Collected data:
::::

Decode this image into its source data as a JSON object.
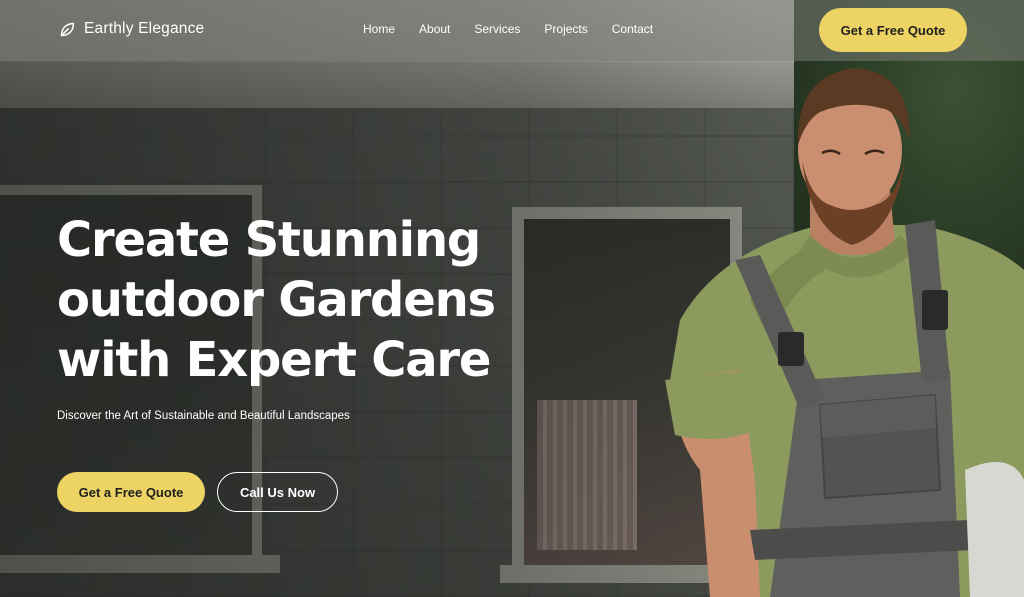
{
  "brand": {
    "name": "Earthly Elegance",
    "icon": "leaf-icon"
  },
  "nav": {
    "items": [
      {
        "label": "Home"
      },
      {
        "label": "About"
      },
      {
        "label": "Services"
      },
      {
        "label": "Projects"
      },
      {
        "label": "Contact"
      }
    ],
    "cta_label": "Get a Free Quote"
  },
  "hero": {
    "headline_lines": [
      "Create Stunning",
      "outdoor Gardens",
      "with Expert Care"
    ],
    "subheadline": "Discover the Art of Sustainable and Beautiful Landscapes",
    "primary_cta": "Get a Free Quote",
    "secondary_cta": "Call Us Now"
  },
  "colors": {
    "accent": "#ecd363",
    "text": "#ffffff",
    "button_text": "#1f1f1f"
  }
}
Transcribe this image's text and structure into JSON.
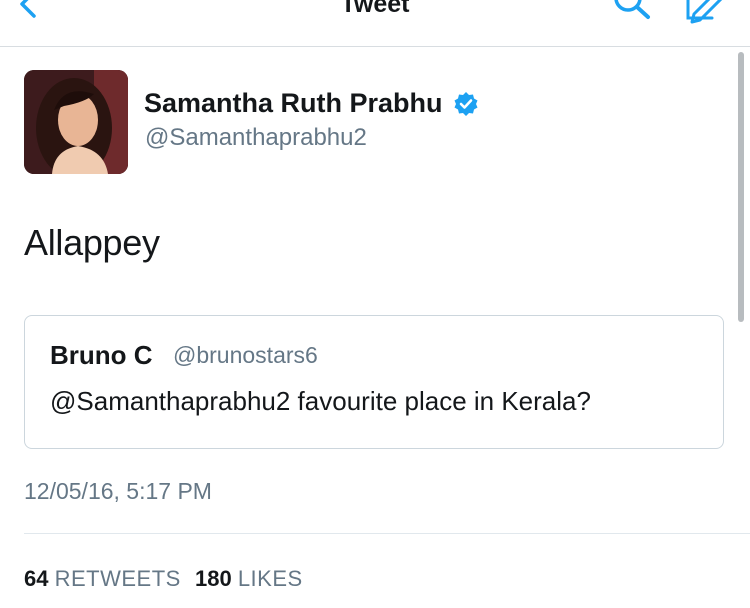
{
  "header": {
    "title": "Tweet"
  },
  "colors": {
    "accent": "#1da1f2",
    "secondary_text": "#657786",
    "border": "#ccd6dd"
  },
  "icons": {
    "back": "chevron-left",
    "search": "magnifier",
    "compose": "compose-pen",
    "verified": "verified-badge"
  },
  "tweet": {
    "author_name": "Samantha Ruth Prabhu",
    "author_handle": "@Samanthaprabhu2",
    "text": "Allappey",
    "timestamp": "12/05/16, 5:17 PM",
    "quoted": {
      "name": "Bruno C",
      "handle": "@brunostars6",
      "text": "@Samanthaprabhu2 favourite place in Kerala?"
    },
    "stats": {
      "retweets_count": "64",
      "retweets_label": "RETWEETS",
      "likes_count": "180",
      "likes_label": "LIKES"
    }
  }
}
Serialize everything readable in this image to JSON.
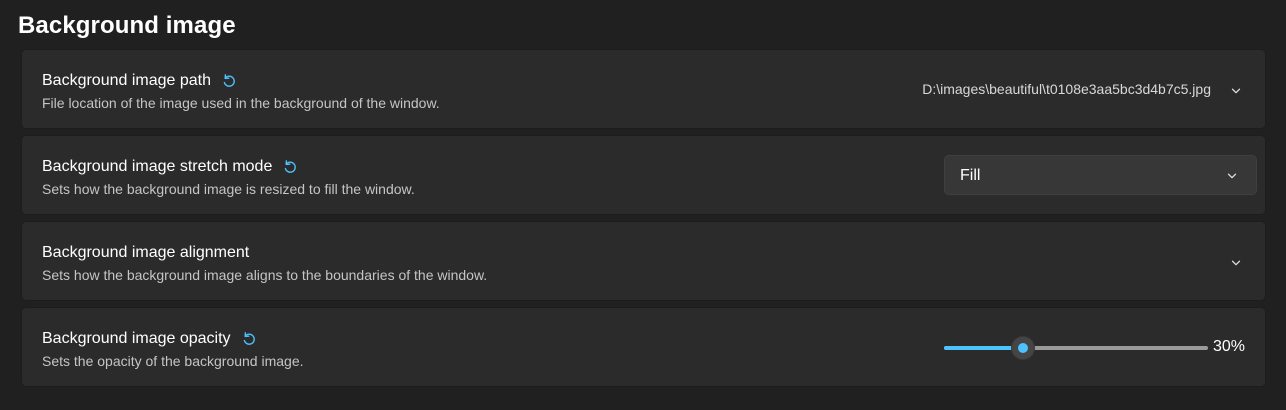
{
  "colors": {
    "background": "#202020",
    "card": "#2b2b2b",
    "accent": "#4cc2ff",
    "description_text": "#c5c5c5"
  },
  "section": {
    "title": "Background image"
  },
  "settings": {
    "path": {
      "title": "Background image path",
      "description": "File location of the image used in the background of the window.",
      "value": "D:\\images\\beautiful\\t0108e3aa5bc3d4b7c5.jpg",
      "reset_icon": "reset-icon",
      "chevron_icon": "chevron-down-icon"
    },
    "stretch": {
      "title": "Background image stretch mode",
      "description": "Sets how the background image is resized to fill the window.",
      "selected": "Fill",
      "reset_icon": "reset-icon",
      "chevron_icon": "chevron-down-icon"
    },
    "alignment": {
      "title": "Background image alignment",
      "description": "Sets how the background image aligns to the boundaries of the window.",
      "chevron_icon": "chevron-down-icon"
    },
    "opacity": {
      "title": "Background image opacity",
      "description": "Sets the opacity of the background image.",
      "value_label": "30%",
      "value": 0.3,
      "reset_icon": "reset-icon"
    }
  }
}
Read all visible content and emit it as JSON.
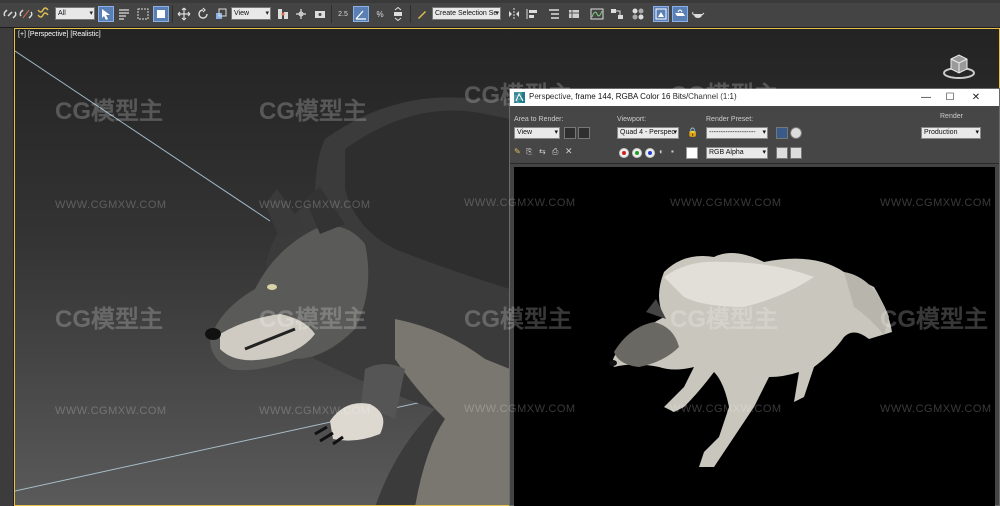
{
  "toolbar": {
    "selection_filter": "All",
    "reference_coord": "View",
    "snap_label": "2.5",
    "percent_snap": "%",
    "named_selection_placeholder": "Create Selection Se"
  },
  "viewport": {
    "label_plus": "[+]",
    "label_view": "[Perspective]",
    "label_shading": "[Realistic]"
  },
  "render_window": {
    "title": "Perspective, frame 144, RGBA Color 16 Bits/Channel (1:1)",
    "area_to_render_label": "Area to Render:",
    "area_to_render_value": "View",
    "viewport_label": "Viewport:",
    "viewport_value": "Quad 4 - Perspec",
    "render_preset_label": "Render Preset:",
    "render_preset_value": "--------------------",
    "render_button": "Render",
    "render_mode_value": "Production",
    "channel_value": "RGB Alpha"
  },
  "watermarks": {
    "logo": "CG模型主",
    "url": "WWW.CGMXW.COM"
  },
  "colors": {
    "viewport_border": "#e8c14a",
    "active_button": "#5a7fb5",
    "toolbar_bg": "#444444"
  }
}
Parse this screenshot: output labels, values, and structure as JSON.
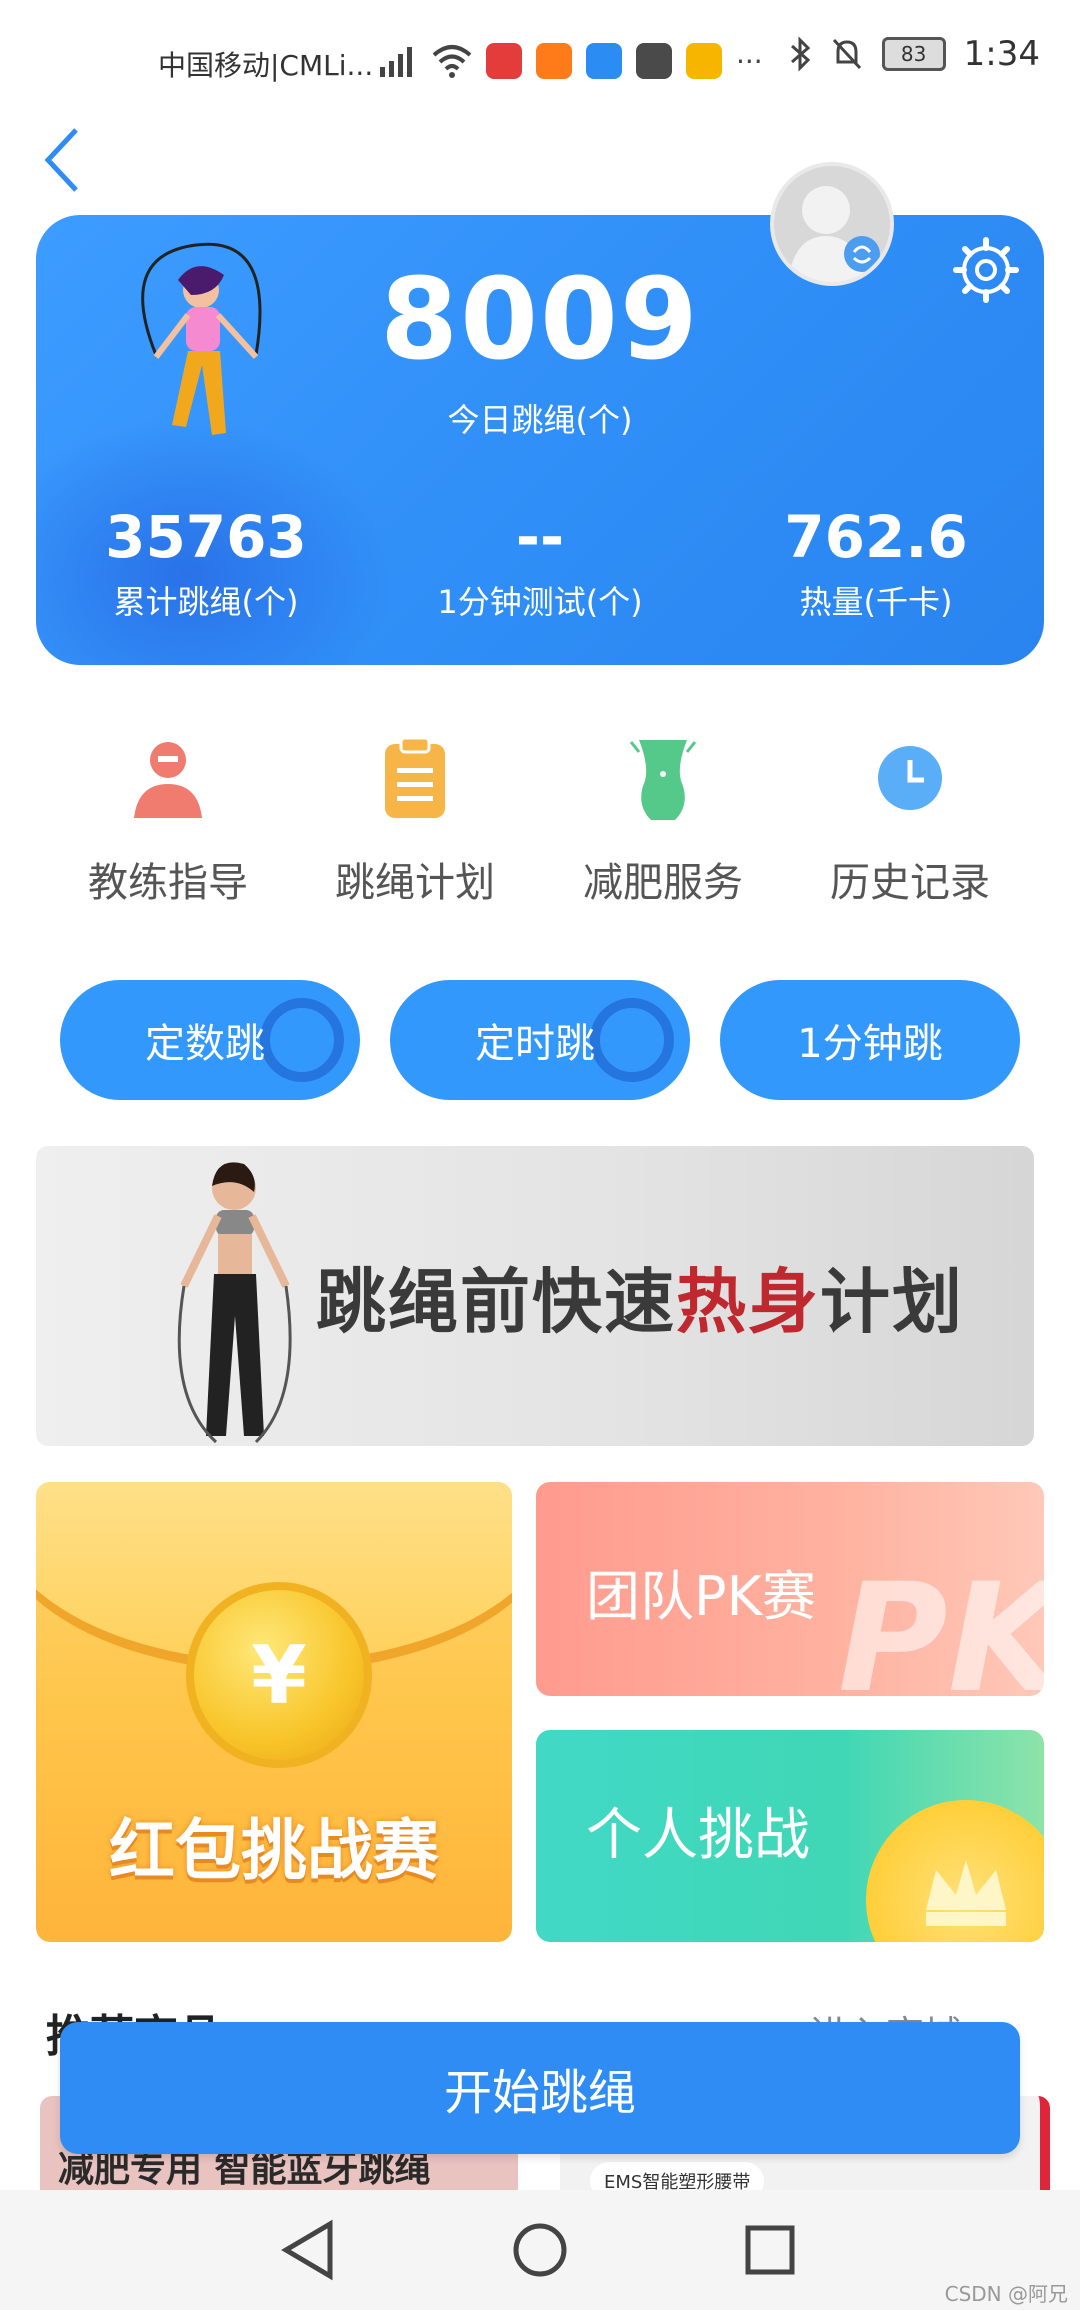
{
  "status_bar": {
    "carrier": "中国移动|CMLi...",
    "battery": "83",
    "time": "1:34",
    "app_icon_colors": [
      "#e43b3b",
      "#ff7a18",
      "#2b8cf3",
      "#4a4a4a",
      "#f7b500"
    ]
  },
  "hero": {
    "today_value": "8009",
    "today_label": "今日跳绳(个)",
    "stats": [
      {
        "value": "35763",
        "label": "累计跳绳(个)"
      },
      {
        "value": "--",
        "label": "1分钟测试(个)"
      },
      {
        "value": "762.6",
        "label": "热量(千卡)"
      }
    ]
  },
  "menu": [
    {
      "label": "教练指导",
      "icon": "coach-icon",
      "color": "#f07c70"
    },
    {
      "label": "跳绳计划",
      "icon": "clipboard-icon",
      "color": "#f7b548"
    },
    {
      "label": "减肥服务",
      "icon": "waist-icon",
      "color": "#55c98a"
    },
    {
      "label": "历史记录",
      "icon": "clock-icon",
      "color": "#5aaef7"
    }
  ],
  "modes": [
    "定数跳",
    "定时跳",
    "1分钟跳"
  ],
  "banner": {
    "text_prefix": "跳绳前快速",
    "text_highlight": "热身",
    "text_suffix": "计划"
  },
  "cards": {
    "red_packet": "红包挑战赛",
    "red_packet_coin": "¥",
    "pk": "团队PK赛",
    "pk_bg": "PK",
    "solo": "个人挑战"
  },
  "recommend": {
    "title": "推荐商品",
    "more": "进入商城",
    "product1": "减肥专用 智能蓝牙跳绳",
    "product2": "EMS智能塑形腰带"
  },
  "start_button": "开始跳绳",
  "watermark": "CSDN @阿兄"
}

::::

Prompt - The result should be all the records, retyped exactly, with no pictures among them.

Exercise output -
Decode this image into its source data as a JSON object.
{
  "brand": {
    "name": "Earthly Elegance",
    "icon": "leaf-icon"
  },
  "nav": {
    "items": [
      {
        "label": "Home"
      },
      {
        "label": "About"
      },
      {
        "label": "Services"
      },
      {
        "label": "Projects"
      },
      {
        "label": "Contact"
      }
    ],
    "cta_label": "Get a Free Quote"
  },
  "hero": {
    "headline_lines": [
      "Create Stunning",
      "outdoor Gardens",
      "with Expert Care"
    ],
    "subheadline": "Discover the Art of Sustainable and Beautiful Landscapes",
    "primary_cta": "Get a Free Quote",
    "secondary_cta": "Call Us Now"
  },
  "colors": {
    "accent": "#ecd363",
    "text": "#ffffff",
    "button_text": "#1f1f1f"
  }
}
Transcribe this image's text and structure into JSON.
{
  "header": {
    "title": "Tweet"
  },
  "colors": {
    "accent": "#1da1f2",
    "secondary_text": "#657786",
    "border": "#ccd6dd"
  },
  "icons": {
    "back": "chevron-left",
    "search": "magnifier",
    "compose": "compose-pen",
    "verified": "verified-badge"
  },
  "tweet": {
    "author_name": "Samantha Ruth Prabhu",
    "author_handle": "@Samanthaprabhu2",
    "text": "Allappey",
    "timestamp": "12/05/16, 5:17 PM",
    "quoted": {
      "name": "Bruno C",
      "handle": "@brunostars6",
      "text": "@Samanthaprabhu2 favourite place in Kerala?"
    },
    "stats": {
      "retweets_count": "64",
      "retweets_label": "RETWEETS",
      "likes_count": "180",
      "likes_label": "LIKES"
    }
  }
}
Serialize everything readable in this image to JSON.
{
  "colors": {
    "background": "#202020",
    "card": "#2b2b2b",
    "accent": "#4cc2ff",
    "description_text": "#c5c5c5"
  },
  "section": {
    "title": "Background image"
  },
  "settings": {
    "path": {
      "title": "Background image path",
      "description": "File location of the image used in the background of the window.",
      "value": "D:\\images\\beautiful\\t0108e3aa5bc3d4b7c5.jpg",
      "reset_icon": "reset-icon",
      "chevron_icon": "chevron-down-icon"
    },
    "stretch": {
      "title": "Background image stretch mode",
      "description": "Sets how the background image is resized to fill the window.",
      "selected": "Fill",
      "reset_icon": "reset-icon",
      "chevron_icon": "chevron-down-icon"
    },
    "alignment": {
      "title": "Background image alignment",
      "description": "Sets how the background image aligns to the boundaries of the window.",
      "chevron_icon": "chevron-down-icon"
    },
    "opacity": {
      "title": "Background image opacity",
      "description": "Sets the opacity of the background image.",
      "value_label": "30%",
      "value": 0.3,
      "reset_icon": "reset-icon"
    }
  }
}
Read all visible content and emit it as JSON.
{
  "toolbar": {
    "selection_filter": "All",
    "reference_coord": "View",
    "snap_label": "2.5",
    "percent_snap": "%",
    "named_selection_placeholder": "Create Selection Se"
  },
  "viewport": {
    "label_plus": "[+]",
    "label_view": "[Perspective]",
    "label_shading": "[Realistic]"
  },
  "render_window": {
    "title": "Perspective, frame 144, RGBA Color 16 Bits/Channel (1:1)",
    "area_to_render_label": "Area to Render:",
    "area_to_render_value": "View",
    "viewport_label": "Viewport:",
    "viewport_value": "Quad 4 - Perspec",
    "render_preset_label": "Render Preset:",
    "render_preset_value": "--------------------",
    "render_button": "Render",
    "render_mode_value": "Production",
    "channel_value": "RGB Alpha"
  },
  "watermarks": {
    "logo": "CG模型主",
    "url": "WWW.CGMXW.COM"
  },
  "colors": {
    "viewport_border": "#e8c14a",
    "active_button": "#5a7fb5",
    "toolbar_bg": "#444444"
  }
}
Parse this screenshot: output labels, values, and structure as JSON.
{
  "status_bar": {
    "carrier": "中国移动|CMLi...",
    "battery": "83",
    "time": "1:34",
    "app_icon_colors": [
      "#e43b3b",
      "#ff7a18",
      "#2b8cf3",
      "#4a4a4a",
      "#f7b500"
    ]
  },
  "hero": {
    "today_value": "8009",
    "today_label": "今日跳绳(个)",
    "stats": [
      {
        "value": "35763",
        "label": "累计跳绳(个)"
      },
      {
        "value": "--",
        "label": "1分钟测试(个)"
      },
      {
        "value": "762.6",
        "label": "热量(千卡)"
      }
    ]
  },
  "menu": [
    {
      "label": "教练指导",
      "icon": "coach-icon",
      "color": "#f07c70"
    },
    {
      "label": "跳绳计划",
      "icon": "clipboard-icon",
      "color": "#f7b548"
    },
    {
      "label": "减肥服务",
      "icon": "waist-icon",
      "color": "#55c98a"
    },
    {
      "label": "历史记录",
      "icon": "clock-icon",
      "color": "#5aaef7"
    }
  ],
  "modes": [
    "定数跳",
    "定时跳",
    "1分钟跳"
  ],
  "banner": {
    "text_prefix": "跳绳前快速",
    "text_highlight": "热身",
    "text_suffix": "计划"
  },
  "cards": {
    "red_packet": "红包挑战赛",
    "red_packet_coin": "¥",
    "pk": "团队PK赛",
    "pk_bg": "PK",
    "solo": "个人挑战"
  },
  "recommend": {
    "title": "推荐商品",
    "more": "进入商城",
    "product1": "减肥专用 智能蓝牙跳绳",
    "product2": "EMS智能塑形腰带"
  },
  "start_button": "开始跳绳",
  "watermark": "CSDN @阿兄"
}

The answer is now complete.